A Love for Science
As an Allied Health Sciences major, Rachel learned about the UConn DGS program by talking with students and professors at an open house. She decided on the program “because of the friendly faculty, my love for science, and the promise of a clinical internship.” When reflecting on her time in the UConn DGS program, Rachel highlights the importance of both the coursework and the clinical work. “Through coursework, I learned about both the history of the field and about where the field is heading. Through my internship, I learned how to work in a laboratory.”
Rachel currently works as a Molecular Technologist at Baystate Health in Holyoke, Massachusetts. She uses multiple platforms to extract, test, analyze, and report patient samples for virology, oncology, and genetic testing. She performs lab maintenance, ensures compliance with the College of American Pathologists, and serves as a Practicum Coordinator for students working in the lab - including UConn DGS students. Rachel has also played an important role in the COVID-19 pandemic, as she was heavily involved in validating the SARS-CoV2 assay.
Multiple Avenues to Learn and Grow
Rachel believes the combination of coursework and clinical experience helped her seamlessly transition into a laboratory environment. “The DGS program includes coursework that helps establish a comprehensive understanding of methods and techniques. The molecular laboratory course was critical and very valuable because it introduced me to a variety of molecular techniques that I use every day.”

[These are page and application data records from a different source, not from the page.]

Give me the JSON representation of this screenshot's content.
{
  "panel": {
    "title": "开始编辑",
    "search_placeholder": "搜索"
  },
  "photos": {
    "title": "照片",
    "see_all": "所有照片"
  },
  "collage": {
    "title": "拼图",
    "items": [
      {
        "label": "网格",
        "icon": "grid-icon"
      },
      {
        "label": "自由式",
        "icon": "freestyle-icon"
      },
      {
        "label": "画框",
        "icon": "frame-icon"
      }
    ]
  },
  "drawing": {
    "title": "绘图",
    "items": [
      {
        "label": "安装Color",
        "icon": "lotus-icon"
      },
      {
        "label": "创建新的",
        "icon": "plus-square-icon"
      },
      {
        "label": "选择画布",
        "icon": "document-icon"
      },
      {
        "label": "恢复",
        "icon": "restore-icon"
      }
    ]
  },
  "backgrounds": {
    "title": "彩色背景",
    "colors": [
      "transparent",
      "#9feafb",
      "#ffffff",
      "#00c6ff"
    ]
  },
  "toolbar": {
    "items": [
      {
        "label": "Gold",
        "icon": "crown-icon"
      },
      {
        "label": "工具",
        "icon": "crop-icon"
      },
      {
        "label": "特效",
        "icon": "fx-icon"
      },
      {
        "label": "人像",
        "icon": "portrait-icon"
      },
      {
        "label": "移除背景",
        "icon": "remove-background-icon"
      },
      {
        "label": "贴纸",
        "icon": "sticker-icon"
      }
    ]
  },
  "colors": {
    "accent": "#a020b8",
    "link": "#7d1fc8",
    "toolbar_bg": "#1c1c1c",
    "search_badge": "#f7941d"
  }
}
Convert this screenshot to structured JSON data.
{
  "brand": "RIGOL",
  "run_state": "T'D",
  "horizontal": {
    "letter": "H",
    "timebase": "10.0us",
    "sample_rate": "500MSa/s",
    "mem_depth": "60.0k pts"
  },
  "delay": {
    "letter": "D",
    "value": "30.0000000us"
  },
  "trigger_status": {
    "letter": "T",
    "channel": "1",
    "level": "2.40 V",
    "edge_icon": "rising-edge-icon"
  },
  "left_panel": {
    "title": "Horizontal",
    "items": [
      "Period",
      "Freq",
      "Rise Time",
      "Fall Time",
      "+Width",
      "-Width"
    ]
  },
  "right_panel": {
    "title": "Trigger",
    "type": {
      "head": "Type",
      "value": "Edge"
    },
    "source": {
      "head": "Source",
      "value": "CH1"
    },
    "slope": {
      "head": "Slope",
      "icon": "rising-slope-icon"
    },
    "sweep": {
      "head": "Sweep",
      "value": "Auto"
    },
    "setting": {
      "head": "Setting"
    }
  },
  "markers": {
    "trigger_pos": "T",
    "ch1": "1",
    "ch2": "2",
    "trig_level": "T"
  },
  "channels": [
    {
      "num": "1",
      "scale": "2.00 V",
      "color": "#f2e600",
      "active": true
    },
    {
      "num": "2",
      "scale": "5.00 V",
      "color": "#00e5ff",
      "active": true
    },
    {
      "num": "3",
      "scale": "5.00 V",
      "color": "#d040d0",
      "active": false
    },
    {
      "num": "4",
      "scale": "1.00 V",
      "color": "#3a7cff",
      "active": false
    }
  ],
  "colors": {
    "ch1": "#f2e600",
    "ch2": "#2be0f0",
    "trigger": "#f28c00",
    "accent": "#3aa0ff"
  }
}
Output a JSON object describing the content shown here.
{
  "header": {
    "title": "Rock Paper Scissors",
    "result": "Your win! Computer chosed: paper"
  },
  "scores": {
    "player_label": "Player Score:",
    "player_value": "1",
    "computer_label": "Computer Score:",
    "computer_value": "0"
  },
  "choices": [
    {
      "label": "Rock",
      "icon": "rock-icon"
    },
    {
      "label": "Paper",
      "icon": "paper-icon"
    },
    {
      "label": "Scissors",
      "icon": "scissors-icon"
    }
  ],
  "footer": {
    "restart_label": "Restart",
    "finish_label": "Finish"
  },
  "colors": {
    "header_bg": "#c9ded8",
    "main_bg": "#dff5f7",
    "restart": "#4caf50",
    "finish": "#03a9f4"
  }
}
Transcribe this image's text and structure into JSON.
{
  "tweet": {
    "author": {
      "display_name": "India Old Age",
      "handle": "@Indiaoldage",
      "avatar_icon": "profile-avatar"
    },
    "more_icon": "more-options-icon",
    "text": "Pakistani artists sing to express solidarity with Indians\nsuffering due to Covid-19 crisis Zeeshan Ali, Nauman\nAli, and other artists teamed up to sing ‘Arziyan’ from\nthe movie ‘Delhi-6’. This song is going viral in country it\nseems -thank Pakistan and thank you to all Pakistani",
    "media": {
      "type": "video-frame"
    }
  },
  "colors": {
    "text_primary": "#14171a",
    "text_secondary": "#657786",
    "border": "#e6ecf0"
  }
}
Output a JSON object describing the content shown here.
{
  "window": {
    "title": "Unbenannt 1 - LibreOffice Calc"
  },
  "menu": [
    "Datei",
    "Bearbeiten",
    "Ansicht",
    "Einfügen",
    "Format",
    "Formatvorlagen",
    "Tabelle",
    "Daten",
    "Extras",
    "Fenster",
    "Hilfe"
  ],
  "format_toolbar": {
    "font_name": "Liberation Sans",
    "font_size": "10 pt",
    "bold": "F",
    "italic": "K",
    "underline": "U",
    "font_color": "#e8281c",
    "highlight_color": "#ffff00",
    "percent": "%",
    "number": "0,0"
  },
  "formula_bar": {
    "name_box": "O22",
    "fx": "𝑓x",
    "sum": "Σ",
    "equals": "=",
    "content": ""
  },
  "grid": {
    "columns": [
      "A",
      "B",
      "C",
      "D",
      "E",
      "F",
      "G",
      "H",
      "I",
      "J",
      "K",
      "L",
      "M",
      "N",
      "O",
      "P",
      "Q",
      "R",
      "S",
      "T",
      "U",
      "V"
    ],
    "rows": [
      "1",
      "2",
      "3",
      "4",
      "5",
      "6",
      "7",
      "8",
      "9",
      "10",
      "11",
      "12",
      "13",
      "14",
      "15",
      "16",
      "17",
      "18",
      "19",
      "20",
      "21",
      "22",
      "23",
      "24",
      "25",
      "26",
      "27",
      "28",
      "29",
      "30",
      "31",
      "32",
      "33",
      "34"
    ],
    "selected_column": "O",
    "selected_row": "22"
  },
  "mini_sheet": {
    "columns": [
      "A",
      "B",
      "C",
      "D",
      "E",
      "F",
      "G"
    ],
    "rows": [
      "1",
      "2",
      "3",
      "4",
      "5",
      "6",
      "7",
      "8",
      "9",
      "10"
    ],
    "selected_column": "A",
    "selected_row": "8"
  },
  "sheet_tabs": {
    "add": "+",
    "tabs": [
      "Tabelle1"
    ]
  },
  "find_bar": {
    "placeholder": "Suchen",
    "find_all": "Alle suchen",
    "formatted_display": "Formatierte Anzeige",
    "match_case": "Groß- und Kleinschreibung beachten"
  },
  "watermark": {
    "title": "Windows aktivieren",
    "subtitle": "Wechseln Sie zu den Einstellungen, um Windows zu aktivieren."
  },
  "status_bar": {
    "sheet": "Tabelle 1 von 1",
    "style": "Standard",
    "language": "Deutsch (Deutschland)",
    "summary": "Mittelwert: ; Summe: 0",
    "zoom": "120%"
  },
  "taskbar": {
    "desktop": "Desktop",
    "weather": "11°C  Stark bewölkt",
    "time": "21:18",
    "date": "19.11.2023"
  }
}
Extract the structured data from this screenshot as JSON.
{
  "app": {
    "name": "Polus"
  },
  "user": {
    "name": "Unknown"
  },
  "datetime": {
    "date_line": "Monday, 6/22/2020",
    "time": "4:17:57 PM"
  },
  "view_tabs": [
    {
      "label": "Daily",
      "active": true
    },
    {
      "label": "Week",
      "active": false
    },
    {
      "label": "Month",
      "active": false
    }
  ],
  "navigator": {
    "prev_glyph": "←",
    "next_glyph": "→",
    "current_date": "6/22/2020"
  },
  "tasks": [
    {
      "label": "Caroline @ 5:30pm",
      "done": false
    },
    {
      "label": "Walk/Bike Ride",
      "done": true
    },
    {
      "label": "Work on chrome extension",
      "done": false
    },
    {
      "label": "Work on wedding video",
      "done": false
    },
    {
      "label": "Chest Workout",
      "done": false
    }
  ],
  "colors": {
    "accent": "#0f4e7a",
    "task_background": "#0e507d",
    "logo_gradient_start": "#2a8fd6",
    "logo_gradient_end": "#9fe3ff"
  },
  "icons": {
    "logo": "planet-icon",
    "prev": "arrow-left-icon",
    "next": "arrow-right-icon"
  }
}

She also acknowledges that her internship built on her coursework by providing more than just knowledge of laboratory techniques - it also taught her how to share space and work with others. “I was able to apply this knowledge and strengthen my laboratory skills in my clinical internship. The internship was crucial to my understanding of laboratory methods and workflow.”
When asked if she would recommend the DGS program to students, Rachel sums it up nicely: “I would recommend the DGS program because the coursework establishes a great foundation of laboratory techniques with the chance to further develop these skills during a clinical rotation.”
Professional Confidence in a Changing Environment
Rachel also says her clinical internship was her favorite experience in the UConn DGS program. She says working at Shodair Children’s Hospital in Helena, Montana “allowed me to learn about molecular techniques and laboratory workflow, understand the field of medical genetics, and develop professional confidence.”
In the ever-changing and quickly growing field of molecular diagnostics, Rachel encourages others to keep learning. “My eagerness to learn has allowed me to hold major roles in validations of new instruments and tests.” The UConn DGS program provides a solid foundation for continued learning and growth.